Destiny Udogie’s departure with an injury after so brilliantly creating the much-needed second goal was a setback, but who’s this coming on to quietly and professionally finish the game off? Ben Davies of course. Been here forever, seen all sorts, and never lets you down.

Spurs’ victory here was all the more impressive because Bournemouth were and are good. They have only a single point to show for their efforts but they won’t have to play Liverpool and Spurs every week. Faith must be kept because Andoni Iraola might not be having Postecoglou’s instant impact but is attempting something similar.
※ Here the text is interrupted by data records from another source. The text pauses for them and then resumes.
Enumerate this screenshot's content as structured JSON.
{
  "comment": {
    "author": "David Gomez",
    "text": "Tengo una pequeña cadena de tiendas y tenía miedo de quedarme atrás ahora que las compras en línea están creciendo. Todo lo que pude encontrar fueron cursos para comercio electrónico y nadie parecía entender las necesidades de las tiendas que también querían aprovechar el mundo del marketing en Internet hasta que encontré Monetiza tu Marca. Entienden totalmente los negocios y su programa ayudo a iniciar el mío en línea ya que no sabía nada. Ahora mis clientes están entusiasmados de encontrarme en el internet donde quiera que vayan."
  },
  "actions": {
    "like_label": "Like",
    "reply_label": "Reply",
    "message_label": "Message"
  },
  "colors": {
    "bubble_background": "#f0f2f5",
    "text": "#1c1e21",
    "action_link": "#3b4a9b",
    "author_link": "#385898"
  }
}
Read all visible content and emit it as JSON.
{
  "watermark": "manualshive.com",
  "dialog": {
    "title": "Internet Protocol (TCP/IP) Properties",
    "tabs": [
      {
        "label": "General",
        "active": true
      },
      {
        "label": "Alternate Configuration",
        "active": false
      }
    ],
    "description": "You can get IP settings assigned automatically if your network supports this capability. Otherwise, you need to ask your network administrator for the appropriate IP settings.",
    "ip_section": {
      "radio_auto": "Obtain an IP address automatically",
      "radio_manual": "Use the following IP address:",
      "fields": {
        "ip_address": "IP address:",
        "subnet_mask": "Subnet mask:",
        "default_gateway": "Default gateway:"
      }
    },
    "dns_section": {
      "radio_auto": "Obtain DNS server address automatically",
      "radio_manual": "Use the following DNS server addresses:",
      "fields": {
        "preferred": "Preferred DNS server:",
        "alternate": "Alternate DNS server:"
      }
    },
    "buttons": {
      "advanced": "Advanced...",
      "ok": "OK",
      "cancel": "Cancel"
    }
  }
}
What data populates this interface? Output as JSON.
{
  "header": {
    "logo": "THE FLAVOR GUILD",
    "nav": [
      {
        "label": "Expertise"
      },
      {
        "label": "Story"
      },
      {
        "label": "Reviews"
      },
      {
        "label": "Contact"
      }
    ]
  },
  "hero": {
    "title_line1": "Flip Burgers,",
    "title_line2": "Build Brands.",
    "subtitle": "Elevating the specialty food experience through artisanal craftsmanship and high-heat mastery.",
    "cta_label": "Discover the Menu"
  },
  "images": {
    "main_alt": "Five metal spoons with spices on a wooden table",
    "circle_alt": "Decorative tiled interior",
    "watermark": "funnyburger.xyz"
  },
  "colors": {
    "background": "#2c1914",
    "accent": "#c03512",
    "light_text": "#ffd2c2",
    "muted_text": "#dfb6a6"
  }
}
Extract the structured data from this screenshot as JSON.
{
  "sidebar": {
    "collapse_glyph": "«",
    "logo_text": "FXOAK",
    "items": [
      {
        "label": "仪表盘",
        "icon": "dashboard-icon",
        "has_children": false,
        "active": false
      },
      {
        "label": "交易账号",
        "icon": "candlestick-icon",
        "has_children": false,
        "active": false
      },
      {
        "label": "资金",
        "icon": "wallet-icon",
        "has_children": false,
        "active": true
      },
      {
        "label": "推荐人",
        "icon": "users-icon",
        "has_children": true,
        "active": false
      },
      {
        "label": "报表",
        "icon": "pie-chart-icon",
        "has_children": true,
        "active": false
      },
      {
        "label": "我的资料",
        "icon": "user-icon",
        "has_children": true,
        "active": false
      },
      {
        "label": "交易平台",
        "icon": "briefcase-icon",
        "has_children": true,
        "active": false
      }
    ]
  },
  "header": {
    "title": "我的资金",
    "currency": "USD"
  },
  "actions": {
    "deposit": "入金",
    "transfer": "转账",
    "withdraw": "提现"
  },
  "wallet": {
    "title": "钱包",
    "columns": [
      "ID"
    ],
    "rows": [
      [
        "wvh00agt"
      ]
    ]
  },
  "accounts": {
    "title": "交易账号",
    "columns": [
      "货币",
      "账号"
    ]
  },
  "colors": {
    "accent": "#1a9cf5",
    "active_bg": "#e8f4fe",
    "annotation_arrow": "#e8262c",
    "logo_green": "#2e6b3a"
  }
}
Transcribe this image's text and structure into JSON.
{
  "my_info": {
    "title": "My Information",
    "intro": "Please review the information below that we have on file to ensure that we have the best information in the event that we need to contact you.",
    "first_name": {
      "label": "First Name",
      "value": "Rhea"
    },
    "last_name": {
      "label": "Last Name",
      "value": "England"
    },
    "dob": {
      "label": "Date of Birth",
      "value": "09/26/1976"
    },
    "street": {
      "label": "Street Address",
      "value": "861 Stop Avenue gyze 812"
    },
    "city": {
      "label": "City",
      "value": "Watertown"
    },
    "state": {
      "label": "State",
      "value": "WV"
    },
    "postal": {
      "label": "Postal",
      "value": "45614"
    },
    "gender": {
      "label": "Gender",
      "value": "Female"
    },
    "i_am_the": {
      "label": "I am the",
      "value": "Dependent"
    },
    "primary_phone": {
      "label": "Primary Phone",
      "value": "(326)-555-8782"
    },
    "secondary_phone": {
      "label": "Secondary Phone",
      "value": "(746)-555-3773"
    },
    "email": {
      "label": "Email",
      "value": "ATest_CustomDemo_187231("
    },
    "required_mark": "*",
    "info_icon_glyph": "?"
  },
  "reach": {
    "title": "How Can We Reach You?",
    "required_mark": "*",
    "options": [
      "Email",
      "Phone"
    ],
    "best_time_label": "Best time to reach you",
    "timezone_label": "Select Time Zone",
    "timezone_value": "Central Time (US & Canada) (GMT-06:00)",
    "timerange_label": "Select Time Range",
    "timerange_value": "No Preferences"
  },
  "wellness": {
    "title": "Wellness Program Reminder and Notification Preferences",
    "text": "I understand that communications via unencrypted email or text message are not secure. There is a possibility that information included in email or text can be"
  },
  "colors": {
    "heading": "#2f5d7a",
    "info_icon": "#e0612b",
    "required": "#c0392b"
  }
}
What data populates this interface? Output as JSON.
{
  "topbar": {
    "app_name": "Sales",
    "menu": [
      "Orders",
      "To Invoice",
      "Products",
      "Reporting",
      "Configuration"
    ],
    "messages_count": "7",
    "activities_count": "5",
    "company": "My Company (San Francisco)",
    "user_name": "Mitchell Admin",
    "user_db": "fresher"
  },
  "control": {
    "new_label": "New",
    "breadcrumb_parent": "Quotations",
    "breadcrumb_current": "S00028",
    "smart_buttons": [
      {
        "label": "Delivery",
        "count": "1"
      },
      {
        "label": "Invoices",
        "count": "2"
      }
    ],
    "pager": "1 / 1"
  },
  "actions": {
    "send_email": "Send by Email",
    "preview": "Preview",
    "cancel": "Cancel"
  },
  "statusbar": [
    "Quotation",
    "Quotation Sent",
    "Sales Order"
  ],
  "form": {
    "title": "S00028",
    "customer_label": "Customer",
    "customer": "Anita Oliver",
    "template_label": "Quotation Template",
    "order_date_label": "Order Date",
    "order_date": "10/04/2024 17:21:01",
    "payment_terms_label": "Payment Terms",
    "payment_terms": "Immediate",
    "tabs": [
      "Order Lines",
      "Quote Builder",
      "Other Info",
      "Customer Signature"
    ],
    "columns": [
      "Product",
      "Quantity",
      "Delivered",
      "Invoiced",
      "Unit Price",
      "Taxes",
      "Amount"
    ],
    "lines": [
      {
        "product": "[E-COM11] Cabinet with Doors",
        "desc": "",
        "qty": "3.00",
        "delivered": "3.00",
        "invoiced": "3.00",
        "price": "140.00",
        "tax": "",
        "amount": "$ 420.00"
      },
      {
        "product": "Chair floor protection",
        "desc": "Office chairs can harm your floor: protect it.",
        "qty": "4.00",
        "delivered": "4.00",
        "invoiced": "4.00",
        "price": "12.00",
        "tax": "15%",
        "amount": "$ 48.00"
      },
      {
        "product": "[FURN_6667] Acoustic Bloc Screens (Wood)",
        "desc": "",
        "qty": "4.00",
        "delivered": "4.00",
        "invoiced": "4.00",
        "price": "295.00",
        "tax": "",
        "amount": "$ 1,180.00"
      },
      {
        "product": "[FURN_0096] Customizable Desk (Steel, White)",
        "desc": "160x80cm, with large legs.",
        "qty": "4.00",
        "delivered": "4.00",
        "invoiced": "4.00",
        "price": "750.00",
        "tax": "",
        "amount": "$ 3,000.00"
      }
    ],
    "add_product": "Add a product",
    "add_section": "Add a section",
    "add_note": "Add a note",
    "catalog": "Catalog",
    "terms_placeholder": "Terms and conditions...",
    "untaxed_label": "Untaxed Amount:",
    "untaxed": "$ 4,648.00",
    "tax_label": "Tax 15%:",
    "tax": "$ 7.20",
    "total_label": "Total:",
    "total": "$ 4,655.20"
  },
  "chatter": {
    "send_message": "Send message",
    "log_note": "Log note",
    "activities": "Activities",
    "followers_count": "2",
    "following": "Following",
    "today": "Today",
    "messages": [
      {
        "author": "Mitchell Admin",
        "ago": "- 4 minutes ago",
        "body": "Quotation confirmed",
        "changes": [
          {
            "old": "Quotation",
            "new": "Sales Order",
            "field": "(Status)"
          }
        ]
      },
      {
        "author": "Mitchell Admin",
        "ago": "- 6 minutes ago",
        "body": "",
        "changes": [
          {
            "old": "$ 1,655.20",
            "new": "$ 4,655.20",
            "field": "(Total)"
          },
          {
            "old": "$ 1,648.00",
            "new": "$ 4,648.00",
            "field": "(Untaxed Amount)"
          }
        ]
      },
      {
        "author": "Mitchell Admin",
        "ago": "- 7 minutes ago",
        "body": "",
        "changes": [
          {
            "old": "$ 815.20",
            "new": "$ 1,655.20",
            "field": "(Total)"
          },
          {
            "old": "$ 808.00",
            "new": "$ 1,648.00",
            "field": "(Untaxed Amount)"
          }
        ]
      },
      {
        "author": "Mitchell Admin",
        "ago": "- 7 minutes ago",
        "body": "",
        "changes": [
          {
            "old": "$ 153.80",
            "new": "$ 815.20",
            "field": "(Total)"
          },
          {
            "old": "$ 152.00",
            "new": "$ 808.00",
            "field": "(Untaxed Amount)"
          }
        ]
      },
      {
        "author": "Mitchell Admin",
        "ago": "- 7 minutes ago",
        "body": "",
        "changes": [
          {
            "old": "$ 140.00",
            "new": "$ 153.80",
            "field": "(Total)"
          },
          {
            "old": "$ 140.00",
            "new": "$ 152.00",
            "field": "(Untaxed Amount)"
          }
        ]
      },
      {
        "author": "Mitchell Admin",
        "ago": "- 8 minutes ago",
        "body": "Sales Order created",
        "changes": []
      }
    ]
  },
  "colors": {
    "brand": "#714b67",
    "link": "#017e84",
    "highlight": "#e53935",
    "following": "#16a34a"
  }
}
Bournemouth’s high press troubled Spurs sporadically, but these are early days and their commitment to the plan is not yet absolute. As Spurs assumed control, Bournemouth’s confidence visibly faltered and this is now a Spurs team that will jump all over any such sign of weakness.

But against most teams, including for instance Spurs last season, this was a Bournemouth performance that would surely have delivered points. The worry is that things don’t get much easier for a while yet. It’s Brentford away next week, a game even this soon-to-be-all-conquering Spurs couldn’t win, followed by Chelsea, Brighton and Arsenal after the international break. It’s October until Bournemouth get to play Everton in what might by then look deceptively like a six-pointer.

There’s more than enough about this team to think that the league table’s famed inability to lie will be absolute bullsh*t, though. This is very much a “They’ll be fine” situation and not a “You fear for them” scenario.

As for Spurs, who honestly knows what they might end up being. But nobody could realistically have expected it to start quite this well.